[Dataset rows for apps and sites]
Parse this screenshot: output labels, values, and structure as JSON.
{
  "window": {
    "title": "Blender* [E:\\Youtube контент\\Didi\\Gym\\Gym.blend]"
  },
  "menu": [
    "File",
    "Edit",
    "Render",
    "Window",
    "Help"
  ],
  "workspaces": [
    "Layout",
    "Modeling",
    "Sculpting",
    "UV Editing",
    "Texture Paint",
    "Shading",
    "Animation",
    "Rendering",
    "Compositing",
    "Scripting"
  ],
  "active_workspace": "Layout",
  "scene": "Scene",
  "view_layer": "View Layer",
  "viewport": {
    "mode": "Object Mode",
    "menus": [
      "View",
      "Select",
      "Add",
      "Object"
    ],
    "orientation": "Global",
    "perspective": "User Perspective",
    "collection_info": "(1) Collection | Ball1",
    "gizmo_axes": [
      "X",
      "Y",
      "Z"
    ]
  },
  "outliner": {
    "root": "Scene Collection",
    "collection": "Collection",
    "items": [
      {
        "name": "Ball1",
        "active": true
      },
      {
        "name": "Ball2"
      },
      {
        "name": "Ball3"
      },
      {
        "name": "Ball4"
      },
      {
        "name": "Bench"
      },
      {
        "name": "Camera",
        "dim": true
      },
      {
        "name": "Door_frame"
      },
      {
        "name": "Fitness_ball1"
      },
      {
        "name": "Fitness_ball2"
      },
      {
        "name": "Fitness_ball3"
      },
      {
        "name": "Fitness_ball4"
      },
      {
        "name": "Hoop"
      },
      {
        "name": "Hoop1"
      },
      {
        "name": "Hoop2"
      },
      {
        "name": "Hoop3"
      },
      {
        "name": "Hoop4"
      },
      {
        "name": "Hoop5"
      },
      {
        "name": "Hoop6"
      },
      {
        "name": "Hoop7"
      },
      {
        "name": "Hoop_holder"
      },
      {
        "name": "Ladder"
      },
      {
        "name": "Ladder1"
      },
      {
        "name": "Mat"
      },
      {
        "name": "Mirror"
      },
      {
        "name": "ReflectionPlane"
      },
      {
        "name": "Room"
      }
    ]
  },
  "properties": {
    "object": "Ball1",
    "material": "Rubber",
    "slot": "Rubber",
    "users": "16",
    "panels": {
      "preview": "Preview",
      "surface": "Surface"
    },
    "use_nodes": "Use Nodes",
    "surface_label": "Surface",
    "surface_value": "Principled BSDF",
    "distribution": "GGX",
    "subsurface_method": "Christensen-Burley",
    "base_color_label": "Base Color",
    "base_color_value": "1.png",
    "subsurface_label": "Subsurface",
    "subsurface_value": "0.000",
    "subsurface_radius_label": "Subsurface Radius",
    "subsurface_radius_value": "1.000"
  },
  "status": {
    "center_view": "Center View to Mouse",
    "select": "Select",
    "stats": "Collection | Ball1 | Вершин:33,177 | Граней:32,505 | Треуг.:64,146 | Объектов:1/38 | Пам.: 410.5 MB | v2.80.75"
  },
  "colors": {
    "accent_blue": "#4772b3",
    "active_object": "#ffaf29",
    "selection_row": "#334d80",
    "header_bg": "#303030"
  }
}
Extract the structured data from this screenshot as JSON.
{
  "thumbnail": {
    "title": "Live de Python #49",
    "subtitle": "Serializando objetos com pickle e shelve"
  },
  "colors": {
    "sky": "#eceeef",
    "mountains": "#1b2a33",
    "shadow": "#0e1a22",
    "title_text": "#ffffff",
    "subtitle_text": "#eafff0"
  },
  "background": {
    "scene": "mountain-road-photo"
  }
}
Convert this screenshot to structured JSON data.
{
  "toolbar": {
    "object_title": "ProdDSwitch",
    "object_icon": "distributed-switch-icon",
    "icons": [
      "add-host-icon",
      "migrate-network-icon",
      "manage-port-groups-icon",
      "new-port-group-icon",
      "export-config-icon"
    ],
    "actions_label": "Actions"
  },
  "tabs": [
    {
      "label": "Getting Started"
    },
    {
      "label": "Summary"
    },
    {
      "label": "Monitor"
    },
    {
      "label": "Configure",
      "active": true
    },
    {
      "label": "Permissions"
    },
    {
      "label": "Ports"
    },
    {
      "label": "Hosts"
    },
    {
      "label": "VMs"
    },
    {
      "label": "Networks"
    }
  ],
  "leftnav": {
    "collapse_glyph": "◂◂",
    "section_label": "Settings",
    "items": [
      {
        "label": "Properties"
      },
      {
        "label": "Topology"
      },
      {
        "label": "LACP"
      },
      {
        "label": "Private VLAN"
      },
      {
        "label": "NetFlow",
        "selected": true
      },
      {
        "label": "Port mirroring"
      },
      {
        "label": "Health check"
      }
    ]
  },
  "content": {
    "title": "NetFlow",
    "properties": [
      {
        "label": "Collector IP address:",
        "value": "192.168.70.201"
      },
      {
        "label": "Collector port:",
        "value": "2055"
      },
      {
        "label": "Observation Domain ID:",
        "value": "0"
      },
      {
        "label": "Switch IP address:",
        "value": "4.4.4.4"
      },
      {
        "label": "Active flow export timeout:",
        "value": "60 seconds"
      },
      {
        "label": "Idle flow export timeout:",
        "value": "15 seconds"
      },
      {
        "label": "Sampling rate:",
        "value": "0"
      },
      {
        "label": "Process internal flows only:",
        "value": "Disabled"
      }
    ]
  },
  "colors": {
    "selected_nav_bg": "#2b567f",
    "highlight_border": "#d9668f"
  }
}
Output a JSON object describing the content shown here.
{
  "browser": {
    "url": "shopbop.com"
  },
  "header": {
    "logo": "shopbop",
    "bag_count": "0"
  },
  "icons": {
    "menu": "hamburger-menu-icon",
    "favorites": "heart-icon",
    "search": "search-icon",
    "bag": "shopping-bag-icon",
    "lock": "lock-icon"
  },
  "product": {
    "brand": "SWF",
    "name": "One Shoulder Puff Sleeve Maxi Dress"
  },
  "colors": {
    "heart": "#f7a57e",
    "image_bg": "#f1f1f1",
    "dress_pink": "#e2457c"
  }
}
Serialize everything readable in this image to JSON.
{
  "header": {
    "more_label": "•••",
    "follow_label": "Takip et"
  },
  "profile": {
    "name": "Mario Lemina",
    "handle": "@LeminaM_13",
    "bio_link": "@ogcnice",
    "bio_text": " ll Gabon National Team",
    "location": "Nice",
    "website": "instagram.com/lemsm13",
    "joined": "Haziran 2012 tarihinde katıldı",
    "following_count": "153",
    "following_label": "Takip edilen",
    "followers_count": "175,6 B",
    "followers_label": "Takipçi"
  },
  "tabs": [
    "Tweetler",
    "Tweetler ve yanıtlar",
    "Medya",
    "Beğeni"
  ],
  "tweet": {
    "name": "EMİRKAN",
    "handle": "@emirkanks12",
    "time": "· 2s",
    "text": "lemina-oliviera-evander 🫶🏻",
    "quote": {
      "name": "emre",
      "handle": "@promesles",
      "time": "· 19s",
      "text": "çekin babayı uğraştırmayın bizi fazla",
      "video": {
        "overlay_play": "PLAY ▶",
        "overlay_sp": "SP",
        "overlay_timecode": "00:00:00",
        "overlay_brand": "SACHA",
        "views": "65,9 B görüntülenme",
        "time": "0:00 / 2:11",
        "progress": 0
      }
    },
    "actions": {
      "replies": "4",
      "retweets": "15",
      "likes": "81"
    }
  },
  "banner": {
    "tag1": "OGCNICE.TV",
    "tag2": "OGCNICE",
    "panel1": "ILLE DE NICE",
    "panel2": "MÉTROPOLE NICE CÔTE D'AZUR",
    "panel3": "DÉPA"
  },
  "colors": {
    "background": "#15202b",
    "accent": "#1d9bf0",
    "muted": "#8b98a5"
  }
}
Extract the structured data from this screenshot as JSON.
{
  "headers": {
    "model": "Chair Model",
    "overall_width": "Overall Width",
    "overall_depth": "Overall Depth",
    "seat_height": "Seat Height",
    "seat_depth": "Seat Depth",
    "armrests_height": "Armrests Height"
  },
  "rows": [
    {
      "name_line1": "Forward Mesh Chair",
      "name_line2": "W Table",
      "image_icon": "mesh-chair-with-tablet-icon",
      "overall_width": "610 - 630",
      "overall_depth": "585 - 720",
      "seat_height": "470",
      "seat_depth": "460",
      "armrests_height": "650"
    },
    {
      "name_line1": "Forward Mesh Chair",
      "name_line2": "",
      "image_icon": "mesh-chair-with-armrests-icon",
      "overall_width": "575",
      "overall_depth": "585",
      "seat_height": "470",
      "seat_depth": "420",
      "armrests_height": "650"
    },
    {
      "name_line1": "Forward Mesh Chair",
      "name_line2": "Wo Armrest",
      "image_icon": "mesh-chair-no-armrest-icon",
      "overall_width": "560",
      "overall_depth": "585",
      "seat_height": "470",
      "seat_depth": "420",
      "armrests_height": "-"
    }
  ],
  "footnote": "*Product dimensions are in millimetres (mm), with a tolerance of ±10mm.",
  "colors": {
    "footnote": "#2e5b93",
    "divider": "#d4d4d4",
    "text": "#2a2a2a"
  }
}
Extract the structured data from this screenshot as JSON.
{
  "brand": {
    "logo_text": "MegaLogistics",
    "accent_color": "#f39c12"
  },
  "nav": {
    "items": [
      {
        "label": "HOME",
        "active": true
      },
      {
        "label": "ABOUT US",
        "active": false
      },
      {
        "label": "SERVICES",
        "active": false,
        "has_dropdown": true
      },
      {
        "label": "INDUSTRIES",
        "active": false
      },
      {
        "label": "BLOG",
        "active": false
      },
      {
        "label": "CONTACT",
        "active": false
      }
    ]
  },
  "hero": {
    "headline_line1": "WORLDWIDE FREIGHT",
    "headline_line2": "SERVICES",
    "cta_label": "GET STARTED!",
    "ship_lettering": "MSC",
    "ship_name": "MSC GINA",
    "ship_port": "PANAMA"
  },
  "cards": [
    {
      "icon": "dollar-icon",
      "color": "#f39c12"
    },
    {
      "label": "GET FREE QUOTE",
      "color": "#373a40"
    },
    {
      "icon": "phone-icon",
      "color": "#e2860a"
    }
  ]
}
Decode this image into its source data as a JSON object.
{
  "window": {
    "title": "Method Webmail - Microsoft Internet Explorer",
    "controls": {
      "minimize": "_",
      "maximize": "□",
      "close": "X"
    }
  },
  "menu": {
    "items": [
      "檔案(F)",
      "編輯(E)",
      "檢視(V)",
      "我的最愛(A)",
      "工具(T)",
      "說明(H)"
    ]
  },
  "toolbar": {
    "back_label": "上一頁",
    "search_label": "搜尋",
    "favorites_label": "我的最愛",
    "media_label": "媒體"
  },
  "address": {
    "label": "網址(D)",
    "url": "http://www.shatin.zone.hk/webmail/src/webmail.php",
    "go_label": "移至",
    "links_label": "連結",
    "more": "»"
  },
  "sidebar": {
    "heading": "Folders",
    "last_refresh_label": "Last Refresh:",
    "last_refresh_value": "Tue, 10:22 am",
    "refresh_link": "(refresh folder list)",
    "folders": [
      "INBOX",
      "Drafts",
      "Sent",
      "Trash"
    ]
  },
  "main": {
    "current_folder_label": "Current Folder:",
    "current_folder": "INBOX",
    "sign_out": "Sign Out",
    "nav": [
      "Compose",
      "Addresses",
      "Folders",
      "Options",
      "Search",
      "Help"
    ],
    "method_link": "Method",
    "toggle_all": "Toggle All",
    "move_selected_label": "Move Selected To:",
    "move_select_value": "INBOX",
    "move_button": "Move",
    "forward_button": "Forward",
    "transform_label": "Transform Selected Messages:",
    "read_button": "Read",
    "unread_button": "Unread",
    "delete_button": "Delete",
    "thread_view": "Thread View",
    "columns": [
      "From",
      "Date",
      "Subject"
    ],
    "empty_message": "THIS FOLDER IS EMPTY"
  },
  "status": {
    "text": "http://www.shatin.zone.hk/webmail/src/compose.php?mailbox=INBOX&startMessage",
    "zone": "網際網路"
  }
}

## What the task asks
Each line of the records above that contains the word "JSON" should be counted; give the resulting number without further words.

## Response
8